Air temperature: When it’s below freezing your paddle can get covered with a layer of ice and become heavy. The water dripping from it on your kayak can freeze and form a heavy layer that might destabilize it. If the water freezes inside the cockpit you might slip on it, lose your balance and fall overboard.

Alcohol: Absolutely not. Drinking while you’re paddling or fishing in cold water or weather is taking the first active step towards an accident. There is a strong correlation between drinking and paddle fishing accidents. If you need to boost your energy while you’re kayaking or kayak fishing do it with hot coffee from a thermos bottle, chocolate or energy bars.

BTW, cellphones are an absolute necessity in order to call 911, but a wet cellphone is useless…

Children – Too dangerous: Being smaller, children have a bigger surface area by relatively to their volume, which means that if they fall in the water their body temperature will drop faster than that of an adult in the same condition. Children also have a tendency to be careless (at least those that I know…) and panic easily – two potential hazards that you don’t want to have to face.

Clothing: Boots, heavy shoes, waders and heavy clothing are an absolute no. A good wetsuit or dry suit and watertight booties are a must.

Distance from shore: Don’t paddle or fish where people on shore can’t see you. Preferably, they should also be able to hear you. Carry a whistle with you.
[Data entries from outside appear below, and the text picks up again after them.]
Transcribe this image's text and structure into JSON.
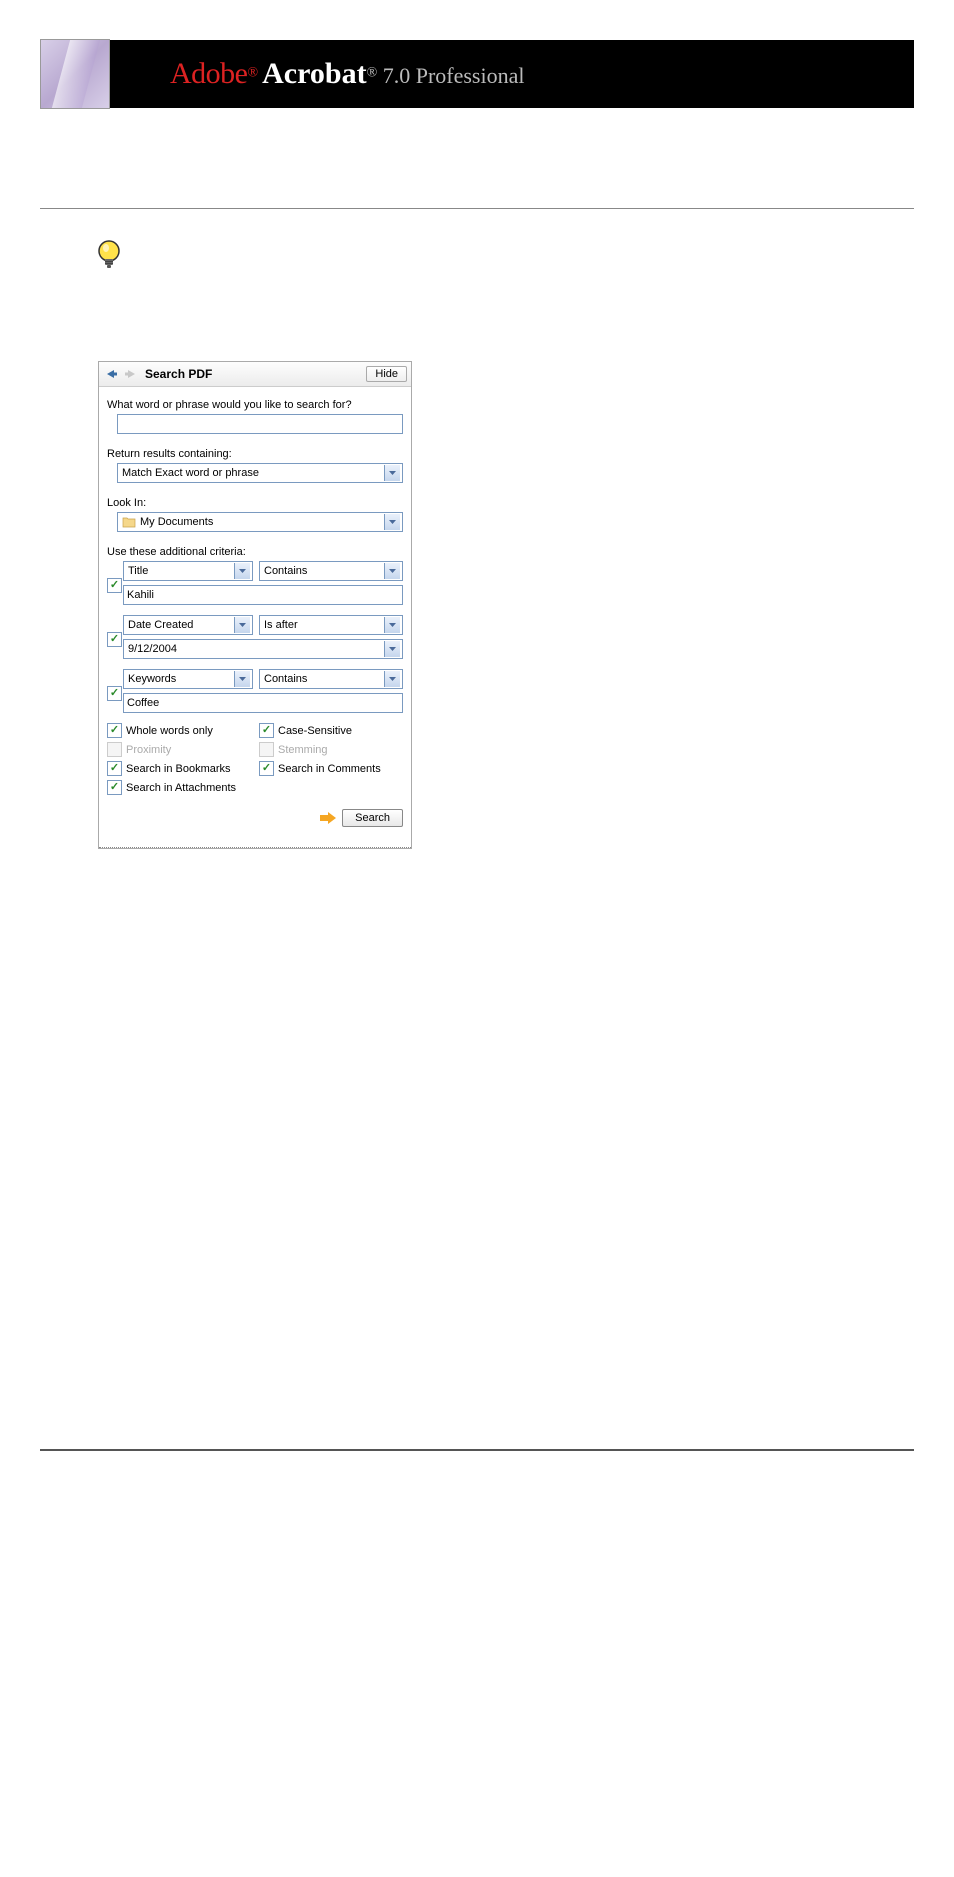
{
  "banner": {
    "adobe": "Adobe",
    "acrobat": "Acrobat",
    "reg1": "®",
    "reg2": "®",
    "version": " 7.0 Professional"
  },
  "panel": {
    "title": "Search PDF",
    "hide": "Hide",
    "q_label": "What word or phrase would you like to search for?",
    "q_value": "",
    "return_label": "Return results containing:",
    "return_value": "Match Exact word or phrase",
    "lookin_label": "Look In:",
    "lookin_value": "My Documents",
    "criteria_label": "Use these additional criteria:",
    "criteria": [
      {
        "checked": true,
        "field": "Title",
        "op": "Contains",
        "value": "Kahili",
        "value_is_select": false
      },
      {
        "checked": true,
        "field": "Date Created",
        "op": "Is after",
        "value": "9/12/2004",
        "value_is_select": true
      },
      {
        "checked": true,
        "field": "Keywords",
        "op": "Contains",
        "value": "Coffee",
        "value_is_select": false
      }
    ],
    "options": [
      {
        "label": "Whole words only",
        "checked": true,
        "disabled": false
      },
      {
        "label": "Case-Sensitive",
        "checked": true,
        "disabled": false
      },
      {
        "label": "Proximity",
        "checked": false,
        "disabled": true
      },
      {
        "label": "Stemming",
        "checked": false,
        "disabled": true
      },
      {
        "label": "Search in Bookmarks",
        "checked": true,
        "disabled": false
      },
      {
        "label": "Search in Comments",
        "checked": true,
        "disabled": false
      },
      {
        "label": "Search in Attachments",
        "checked": true,
        "disabled": false
      }
    ],
    "search_btn": "Search"
  }
}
Number of people on board: Paddling or fishing in cold water all by yourself is really careless. If you feel you must do it you should go with a group, preferably with people who know what they’re doing and could advise you on what to do and not to do, as well as help you in case something happens. It’s also a good idea to have a bigger boat, preferably a motorboat as part of your expedition – stuff happens.

Saltwater – Ocean water with typical salinity freezes at about 28.9°F (-1.8°C), which is a colder than the freezing temperature for fresh water. This means that sea water that’s partly covered with ice is likely to be colder than fresh water in a similar condition. This means it would be even more dangerous if you fell overboard.

Time of day: Winter days are shorter, which means that you might find yourself trying to paddle your way back in the dark, which is dangerous both because it increases the risk of an accident as well as reduces the chances of you succeeding in rescuing yourself or getting rescued by others.

Type of boat: Reducing your degree of exposure to the elements is a good idea when kayaking or fishing in cold water and weather.
The worst are sit-on-top (SOT) kayaks that put you close to the water, with very little free board, and no other protection. Sit-in kayaks (SIK) can be a little better since they offer you the opportunity to protect yourself with a spray skirt, but using such an accessory is hazardous if you don’t have a fool proof Eskimo Roll (very few people do), and it’s highly inconvenient for fishing. Canoes offer good protection from spray but paddling them can become too difficult because of windage problems. Finally, Wavewalk kayaks offer you the best protection from both spray and wind, and they also perform better than the other boats under wind. Wavewalk kayaks are also more stable, a factor that reduces the risk of flipping them, but no vessel is capsize proof.

Water depth: Getting out of deep water is far more difficult than it is from shallow water. Falling in deep water can cause hypothermia faster than it would take you to rescue yourself, which means that your chances of survival might be slim.

Wind: The combination of wind and sub freezing temperatures can lead to the formation of surface ice where you had open water before. This means that on your way back to shore you might find yourself tired and shivering in your boat without being able to paddle through the newly formed ice.

Your physical condition: Some people are in great shape and can resist cold, but are you one of them? Remember – water is about 700 times denser than air, which means that it can cool your body instantly and lead to heart failure even before hypothermia settles in.

Statistics are numbers, but for those who are included in them, they are a reality. So, if you still feel you must get out on a cold winter day, it’s better if you keep your kayak at home and find something else to do that’s not as dangerous as paddling and kayak fishing…